The one-room school house *** day care center.
The kids and adults were waiting for us, dressed in their finest clothes. (Khulekani said they would do this if visitors came from far away.) They looked happy to see us. A communal meal was being cooked and the arrival of the food seemed to occasion some joy. Within minutes of our arrival, the carrots were being peeled, the onions were being diced, the chicken was getting ready for the pot.
After a customary round of introductions, we started distributing the toys, playing with the kids, playing soccer (which they loved) with the balls we had brought and teaching them how to play Frisbee and blow bubbles and skip rope. What had started as an orderly gathering – the children and adults sitting neatly greeting us suddenly exploded into a raucous flurry of balls and children. Some of us joined in; others helped with the food preparation.
My colleague Jan Teichmann’s digital camera generated a lot of interest.
As the food cooked, the kids opened up. I met a family of three orphans who lived with their grandmother. Nicholas Ndwandwe was 15, and he wanted to be a dentist. A high school student, he had a Facebook account. His father had died when he was 3; his mother when he was 8. His two twin sisters, Fortunate and Jennifer, were 17. They were intelligent and bright, and impressed all of us with their knowledge of geography. Given the opportunity, they would do well. I also met Gift, Nicholas’s friend, who was an orphan as well. He was not as talkative, but when pressed by Nicholas, he said he wanted to be a policeman, so that he “could make lots of money.” Nicholas and Gift went to Mbabane occasionally. It was expensive to take the bus (in reality, a shared van), about US $2 each way. So they walked every week. It was three hours over the mountains each way.

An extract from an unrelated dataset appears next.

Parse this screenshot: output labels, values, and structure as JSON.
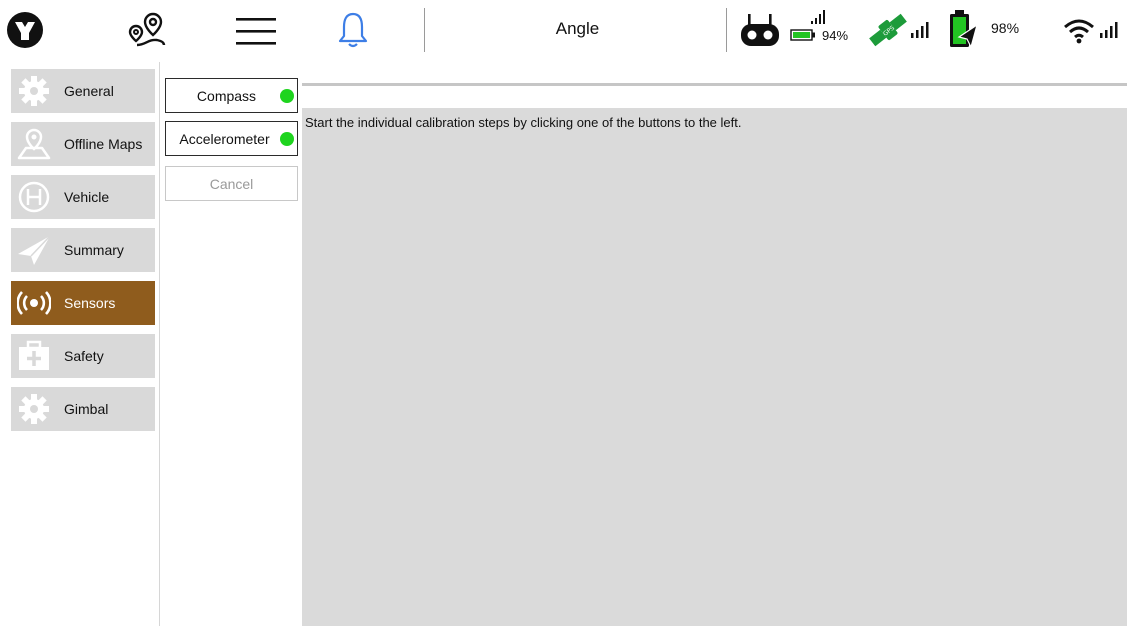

We helped distribute the food. The youngest kids ate first, followed by the older kids, and then the adults. Well, not quite – the first people to eat were the one of village leaders and his assistants. The same thing happened during the distribution of toys. We had brought along a bunch of soccer balls, including a couple of FIFA balls (which we had intended for the more advanced players). Within minutes of distribution, somehow those two more expensive balls ended up with village elders. While the kids were playing with the other balls, they sat clutching those. It was clear they had identified those as theirs. (A couple of my colleagues sized up the situation. They persuaded the elders to join them for play. It wasn’t easy, but after a while they let go of the balls. Whether they would take them back later we were not to know.)
Cooking lunch over an open fire.
After lunch, we were invited to visit the home of one of the AIDs orphans. He lived by himself in a shack near the top of the hill. His parents had been reasonably off by the village’s standards – they had a plot of land and a couple of shacks and a kitchen and a pear and an avocado tree. But they had both died. His elder brother was in Mbabane, so he lived by himself. He had a kitten for company. Food was scarce. The teachers in the primary school fed him when they had food. His brother came occasionally and brought him some supplies. It was rather heart-wrenching.
By this time, it was almost four in the afternoon. It was time to say goodbye. We got a warm sendoff. They all asked us to come again. We hadn’t really done a whole lot. In the end, we had provided a meal and some diversion through play. But for those of us who went to Swaziland, it had opened a window to the real scourge of AIDS in an oft-forgotten part of the world.